WORK TASK: Reproduce the following data exactly, minus any images.

Stored items from a collection
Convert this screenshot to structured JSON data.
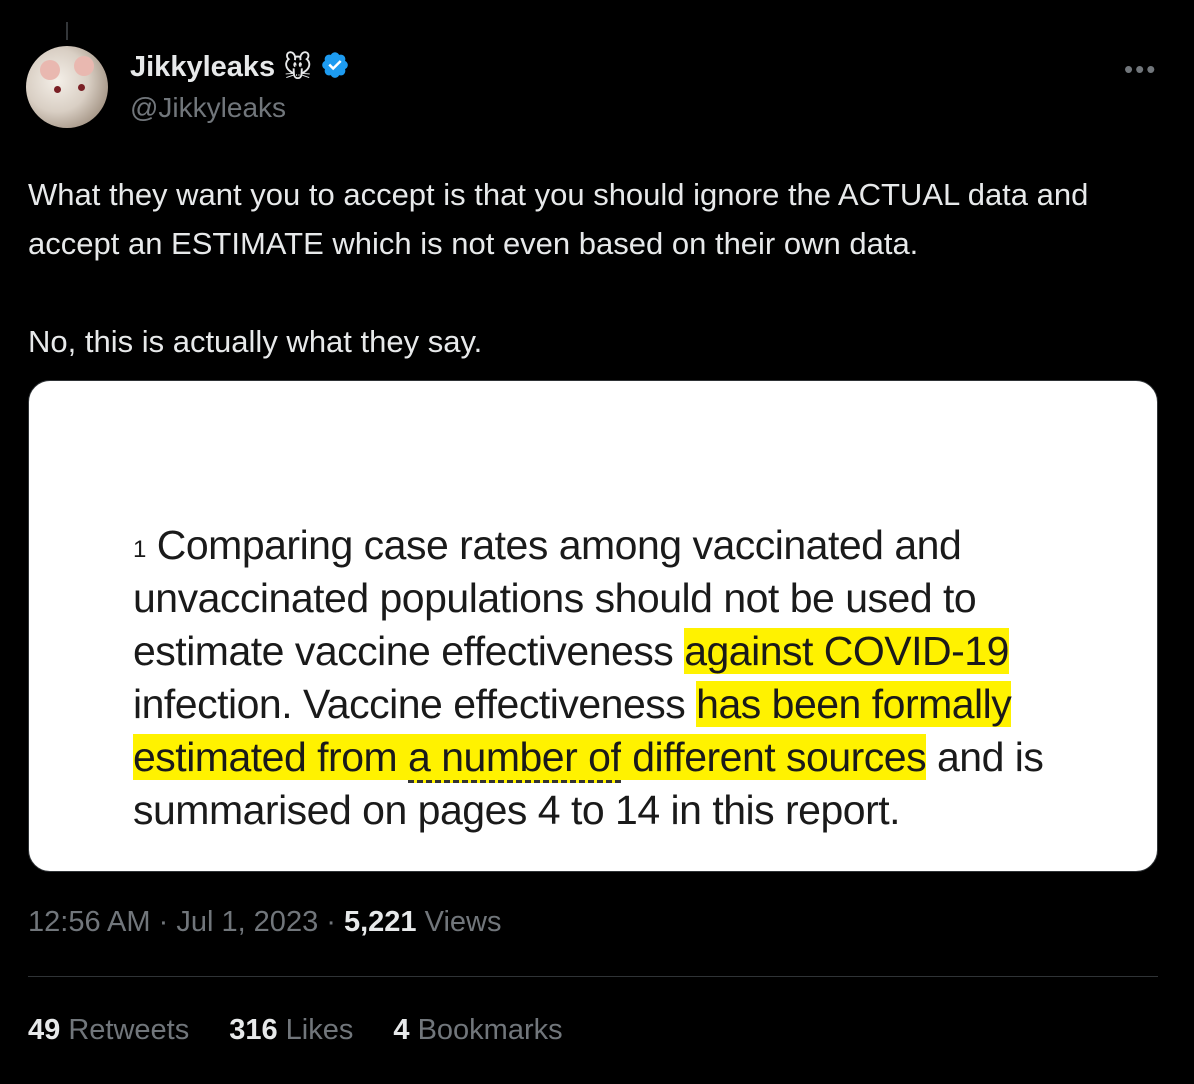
{
  "author": {
    "display_name": "Jikkyleaks",
    "emoji": "🐭",
    "handle": "@Jikkyleaks",
    "verified": true,
    "verified_color": "#1d9bf0"
  },
  "menu": {
    "more_icon": "•••"
  },
  "tweet": {
    "paragraph1": "What they want you to accept is that you should ignore the ACTUAL data and accept an ESTIMATE which is not even based on their own data.",
    "paragraph2": "No, this is actually what they say."
  },
  "image": {
    "footnote_mark": "1",
    "seg1": " Comparing case rates among vaccinated and unvaccinated populations should not be used to estimate vaccine effectiveness ",
    "seg2": "against COVID-19",
    "seg3": " infection. Vaccine effectiveness ",
    "seg4": "has been formally estimated from ",
    "seg5": "a number of",
    "seg6": " different sources",
    "seg7": " and is summarised on pages 4 to 14 in this report.",
    "highlight_color": "#fff200"
  },
  "meta": {
    "time": "12:56 AM",
    "sep1": " · ",
    "date": "Jul 1, 2023",
    "sep2": " · ",
    "views_count": "5,221",
    "views_label": " Views"
  },
  "stats": {
    "retweets_count": "49",
    "retweets_label": " Retweets",
    "likes_count": "316",
    "likes_label": " Likes",
    "bookmarks_count": "4",
    "bookmarks_label": " Bookmarks"
  }
}
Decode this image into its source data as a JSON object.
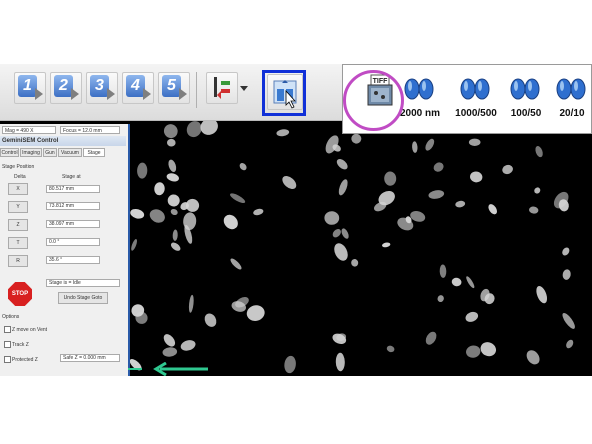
{
  "toolbar": {
    "numbers": [
      "1",
      "2",
      "3",
      "4",
      "5"
    ]
  },
  "mag_panel": {
    "items": [
      {
        "label": "2000 nm"
      },
      {
        "label": "1000/500"
      },
      {
        "label": "100/50"
      },
      {
        "label": "20/10"
      }
    ],
    "tiff_label": "TIFF"
  },
  "left_panel": {
    "mag_readout": "Mag =    490 X",
    "focus_readout": "Focus = 12.0 mm",
    "title": "GeminiSEM Control",
    "tabs": [
      "Control",
      "Imaging",
      "Gun",
      "Vacuum",
      "Stage"
    ],
    "section_stage_position": "Stage Position",
    "col_delta": "Delta",
    "col_stage_at": "Stage at",
    "axes": [
      {
        "name": "X",
        "value": "80.517 mm"
      },
      {
        "name": "Y",
        "value": "73.812 mm"
      },
      {
        "name": "Z",
        "value": "38.097 mm"
      },
      {
        "name": "T",
        "value": "0.0 °"
      },
      {
        "name": "R",
        "value": "35.6 °"
      }
    ],
    "stop_label": "STOP",
    "stage_status": "Stage is = Idle",
    "undo_button": "Undo Stage Goto",
    "options_label": "Options",
    "z_move_label": "Z move on Vent",
    "track_z_label": "Track Z",
    "protected_z_label": "Protected Z",
    "safe_z_label": "Safe Z =  0.000 mm"
  },
  "colors": {
    "highlight_blue": "#1030d8",
    "circle_magenta": "#c04cc4",
    "arrow_green": "#2fc890",
    "stop_red": "#d82020"
  }
}
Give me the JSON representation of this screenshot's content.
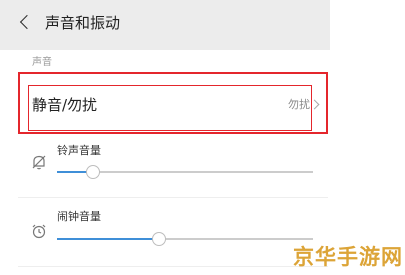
{
  "header": {
    "title": "声音和振动",
    "back_icon": "chevron-left-icon"
  },
  "sections": {
    "sound_header": "声音"
  },
  "settings": {
    "do_not_disturb": {
      "label": "静音/勿扰",
      "value": "勿扰",
      "chevron_icon": "chevron-right-icon"
    },
    "ringer_volume": {
      "label": "铃声音量",
      "icon": "bell-muted-icon",
      "level": 0.14
    },
    "alarm_volume": {
      "label": "闹钟音量",
      "icon": "alarm-clock-icon",
      "level": 0.4
    }
  },
  "watermark": {
    "text": "京华手游网",
    "color": "#dca437"
  },
  "colors": {
    "highlight_border": "#e4262c",
    "slider_fill": "#3f8fd8"
  }
}
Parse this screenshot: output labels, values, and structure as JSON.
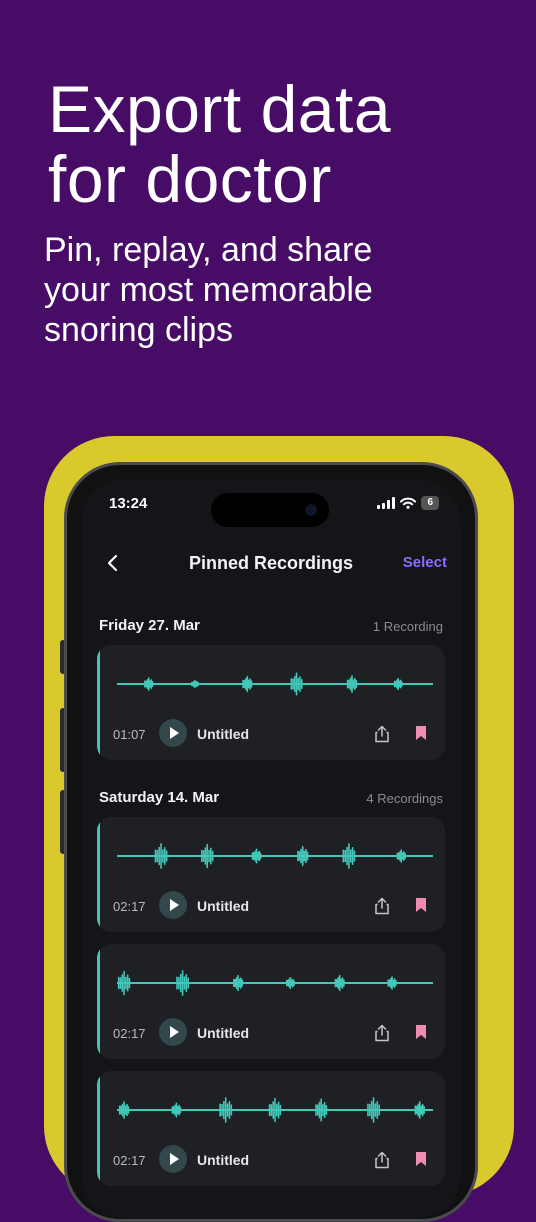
{
  "promo": {
    "headline_line1": "Export data",
    "headline_line2": "for doctor",
    "subhead_line1": "Pin, replay, and share",
    "subhead_line2": "your most memorable",
    "subhead_line3": "snoring clips"
  },
  "status_bar": {
    "time": "13:24",
    "battery": "6"
  },
  "nav": {
    "title": "Pinned Recordings",
    "select_label": "Select"
  },
  "sections": [
    {
      "date": "Friday 27. Mar",
      "count": "1 Recording"
    },
    {
      "date": "Saturday 14. Mar",
      "count": "4 Recordings"
    }
  ],
  "recordings": [
    {
      "duration": "01:07",
      "name": "Untitled",
      "bursts": [
        [
          0.09,
          0.45
        ],
        [
          0.24,
          0.25
        ],
        [
          0.41,
          0.55
        ],
        [
          0.57,
          0.8
        ],
        [
          0.75,
          0.6
        ],
        [
          0.9,
          0.4
        ]
      ]
    },
    {
      "duration": "02:17",
      "name": "Untitled",
      "bursts": [
        [
          0.13,
          0.9
        ],
        [
          0.28,
          0.85
        ],
        [
          0.44,
          0.5
        ],
        [
          0.59,
          0.7
        ],
        [
          0.74,
          0.9
        ],
        [
          0.91,
          0.45
        ]
      ]
    },
    {
      "duration": "02:17",
      "name": "Untitled",
      "bursts": [
        [
          0.01,
          0.85
        ],
        [
          0.2,
          0.9
        ],
        [
          0.38,
          0.55
        ],
        [
          0.55,
          0.4
        ],
        [
          0.71,
          0.55
        ],
        [
          0.88,
          0.45
        ]
      ]
    },
    {
      "duration": "02:17",
      "name": "Untitled",
      "bursts": [
        [
          0.01,
          0.6
        ],
        [
          0.18,
          0.5
        ],
        [
          0.34,
          0.9
        ],
        [
          0.5,
          0.85
        ],
        [
          0.65,
          0.8
        ],
        [
          0.82,
          0.9
        ],
        [
          0.97,
          0.6
        ]
      ]
    }
  ],
  "colors": {
    "background": "#470c66",
    "frame": "#dac92c",
    "accent": "#43c7b8",
    "select": "#8d6bff",
    "bookmark": "#f08cb0"
  }
}
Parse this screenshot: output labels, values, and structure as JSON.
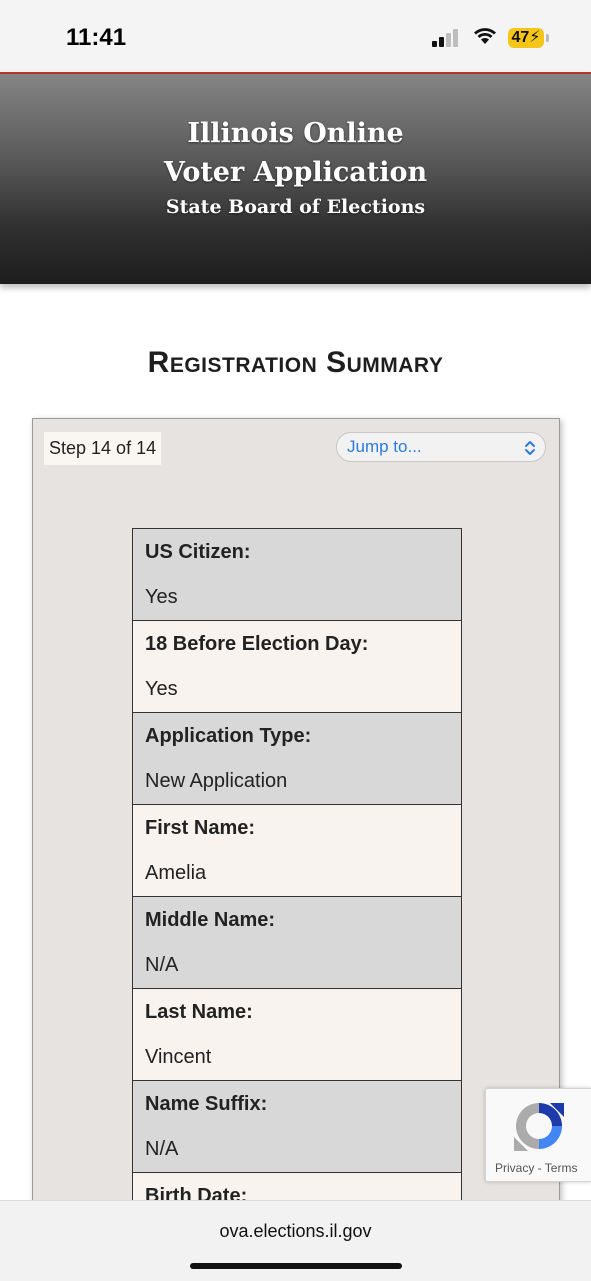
{
  "status_bar": {
    "time": "11:41",
    "battery": "47"
  },
  "header": {
    "title_line1": "Illinois Online",
    "title_line2": "Voter Application",
    "subtitle": "State Board of Elections"
  },
  "page": {
    "title": "Registration Summary"
  },
  "form": {
    "step_label": "Step 14 of 14",
    "jump_select": {
      "value": "Jump to..."
    },
    "rows": [
      {
        "label": "US Citizen:",
        "value": "Yes"
      },
      {
        "label": "18 Before Election Day:",
        "value": "Yes"
      },
      {
        "label": "Application Type:",
        "value": "New Application"
      },
      {
        "label": "First Name:",
        "value": "Amelia"
      },
      {
        "label": "Middle Name:",
        "value": "N/A"
      },
      {
        "label": "Last Name:",
        "value": "Vincent"
      },
      {
        "label": "Name Suffix:",
        "value": "N/A"
      },
      {
        "label": "Birth Date:",
        "value": ""
      }
    ]
  },
  "recaptcha": {
    "privacy": "Privacy",
    "separator": " - ",
    "terms": "Terms",
    "icon": "recaptcha-logo"
  },
  "browser": {
    "url": "ova.elections.il.gov"
  },
  "colors": {
    "accent_red": "#b5352b",
    "link_blue": "#2d7be0",
    "battery_yellow": "#f5c518"
  }
}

RESULT FOR THIS EXERCISE:
Convert this screenshot to structured JSON data.
{
  "author": {
    "display_name": "Jikkyleaks",
    "emoji": "🐭",
    "handle": "@Jikkyleaks",
    "verified": true,
    "verified_color": "#1d9bf0"
  },
  "menu": {
    "more_icon": "•••"
  },
  "tweet": {
    "paragraph1": "What they want you to accept is that you should ignore the ACTUAL data and accept an ESTIMATE which is not even based on their own data.",
    "paragraph2": "No, this is actually what they say."
  },
  "image": {
    "footnote_mark": "1",
    "seg1": " Comparing case rates among vaccinated and unvaccinated populations should not be used to estimate vaccine effectiveness ",
    "seg2": "against COVID-19",
    "seg3": " infection. Vaccine effectiveness ",
    "seg4": "has been formally estimated from ",
    "seg5": "a number of",
    "seg6": " different sources",
    "seg7": " and is summarised on pages 4 to 14 in this report.",
    "highlight_color": "#fff200"
  },
  "meta": {
    "time": "12:56 AM",
    "sep1": " · ",
    "date": "Jul 1, 2023",
    "sep2": " · ",
    "views_count": "5,221",
    "views_label": " Views"
  },
  "stats": {
    "retweets_count": "49",
    "retweets_label": " Retweets",
    "likes_count": "316",
    "likes_label": " Likes",
    "bookmarks_count": "4",
    "bookmarks_label": " Bookmarks"
  }
}
Decode this image into its source data as a JSON object.
{
  "toolbar": {
    "numbers": [
      "1",
      "2",
      "3",
      "4",
      "5"
    ]
  },
  "mag_panel": {
    "items": [
      {
        "label": "2000 nm"
      },
      {
        "label": "1000/500"
      },
      {
        "label": "100/50"
      },
      {
        "label": "20/10"
      }
    ],
    "tiff_label": "TIFF"
  },
  "left_panel": {
    "mag_readout": "Mag =    490 X",
    "focus_readout": "Focus = 12.0 mm",
    "title": "GeminiSEM Control",
    "tabs": [
      "Control",
      "Imaging",
      "Gun",
      "Vacuum",
      "Stage"
    ],
    "section_stage_position": "Stage Position",
    "col_delta": "Delta",
    "col_stage_at": "Stage at",
    "axes": [
      {
        "name": "X",
        "value": "80.517 mm"
      },
      {
        "name": "Y",
        "value": "73.812 mm"
      },
      {
        "name": "Z",
        "value": "38.097 mm"
      },
      {
        "name": "T",
        "value": "0.0 °"
      },
      {
        "name": "R",
        "value": "35.6 °"
      }
    ],
    "stop_label": "STOP",
    "stage_status": "Stage is = Idle",
    "undo_button": "Undo Stage Goto",
    "options_label": "Options",
    "z_move_label": "Z move on Vent",
    "track_z_label": "Track Z",
    "protected_z_label": "Protected Z",
    "safe_z_label": "Safe Z =  0.000 mm"
  },
  "colors": {
    "highlight_blue": "#1030d8",
    "circle_magenta": "#c04cc4",
    "arrow_green": "#2fc890",
    "stop_red": "#d82020"
  }
}
Give me the JSON representation of this screenshot's content.
{
  "header": {
    "title": "声音和振动",
    "back_icon": "chevron-left-icon"
  },
  "sections": {
    "sound_header": "声音"
  },
  "settings": {
    "do_not_disturb": {
      "label": "静音/勿扰",
      "value": "勿扰",
      "chevron_icon": "chevron-right-icon"
    },
    "ringer_volume": {
      "label": "铃声音量",
      "icon": "bell-muted-icon",
      "level": 0.14
    },
    "alarm_volume": {
      "label": "闹钟音量",
      "icon": "alarm-clock-icon",
      "level": 0.4
    }
  },
  "watermark": {
    "text": "京华手游网",
    "color": "#dca437"
  },
  "colors": {
    "highlight_border": "#e4262c",
    "slider_fill": "#3f8fd8"
  }
}
Parse this screenshot: output labels, values, and structure as JSON.
{
  "promo": {
    "headline_line1": "Export data",
    "headline_line2": "for doctor",
    "subhead_line1": "Pin, replay, and share",
    "subhead_line2": "your most memorable",
    "subhead_line3": "snoring clips"
  },
  "status_bar": {
    "time": "13:24",
    "battery": "6"
  },
  "nav": {
    "title": "Pinned Recordings",
    "select_label": "Select"
  },
  "sections": [
    {
      "date": "Friday 27. Mar",
      "count": "1 Recording"
    },
    {
      "date": "Saturday 14. Mar",
      "count": "4 Recordings"
    }
  ],
  "recordings": [
    {
      "duration": "01:07",
      "name": "Untitled",
      "bursts": [
        [
          0.09,
          0.45
        ],
        [
          0.24,
          0.25
        ],
        [
          0.41,
          0.55
        ],
        [
          0.57,
          0.8
        ],
        [
          0.75,
          0.6
        ],
        [
          0.9,
          0.4
        ]
      ]
    },
    {
      "duration": "02:17",
      "name": "Untitled",
      "bursts": [
        [
          0.13,
          0.9
        ],
        [
          0.28,
          0.85
        ],
        [
          0.44,
          0.5
        ],
        [
          0.59,
          0.7
        ],
        [
          0.74,
          0.9
        ],
        [
          0.91,
          0.45
        ]
      ]
    },
    {
      "duration": "02:17",
      "name": "Untitled",
      "bursts": [
        [
          0.01,
          0.85
        ],
        [
          0.2,
          0.9
        ],
        [
          0.38,
          0.55
        ],
        [
          0.55,
          0.4
        ],
        [
          0.71,
          0.55
        ],
        [
          0.88,
          0.45
        ]
      ]
    },
    {
      "duration": "02:17",
      "name": "Untitled",
      "bursts": [
        [
          0.01,
          0.6
        ],
        [
          0.18,
          0.5
        ],
        [
          0.34,
          0.9
        ],
        [
          0.5,
          0.85
        ],
        [
          0.65,
          0.8
        ],
        [
          0.82,
          0.9
        ],
        [
          0.97,
          0.6
        ]
      ]
    }
  ],
  "colors": {
    "background": "#470c66",
    "frame": "#dac92c",
    "accent": "#43c7b8",
    "select": "#8d6bff",
    "bookmark": "#f08cb0"
  }
}
Parse this screenshot: output labels, values, and structure as JSON.
{
  "status_bar": {
    "time": "11:41",
    "battery": "47"
  },
  "header": {
    "title_line1": "Illinois Online",
    "title_line2": "Voter Application",
    "subtitle": "State Board of Elections"
  },
  "page": {
    "title": "Registration Summary"
  },
  "form": {
    "step_label": "Step 14 of 14",
    "jump_select": {
      "value": "Jump to..."
    },
    "rows": [
      {
        "label": "US Citizen:",
        "value": "Yes"
      },
      {
        "label": "18 Before Election Day:",
        "value": "Yes"
      },
      {
        "label": "Application Type:",
        "value": "New Application"
      },
      {
        "label": "First Name:",
        "value": "Amelia"
      },
      {
        "label": "Middle Name:",
        "value": "N/A"
      },
      {
        "label": "Last Name:",
        "value": "Vincent"
      },
      {
        "label": "Name Suffix:",
        "value": "N/A"
      },
      {
        "label": "Birth Date:",
        "value": ""
      }
    ]
  },
  "recaptcha": {
    "privacy": "Privacy",
    "separator": " - ",
    "terms": "Terms",
    "icon": "recaptcha-logo"
  },
  "browser": {
    "url": "ova.elections.il.gov"
  },
  "colors": {
    "accent_red": "#b5352b",
    "link_blue": "#2d7be0",
    "battery_yellow": "#f5c518"
  }
}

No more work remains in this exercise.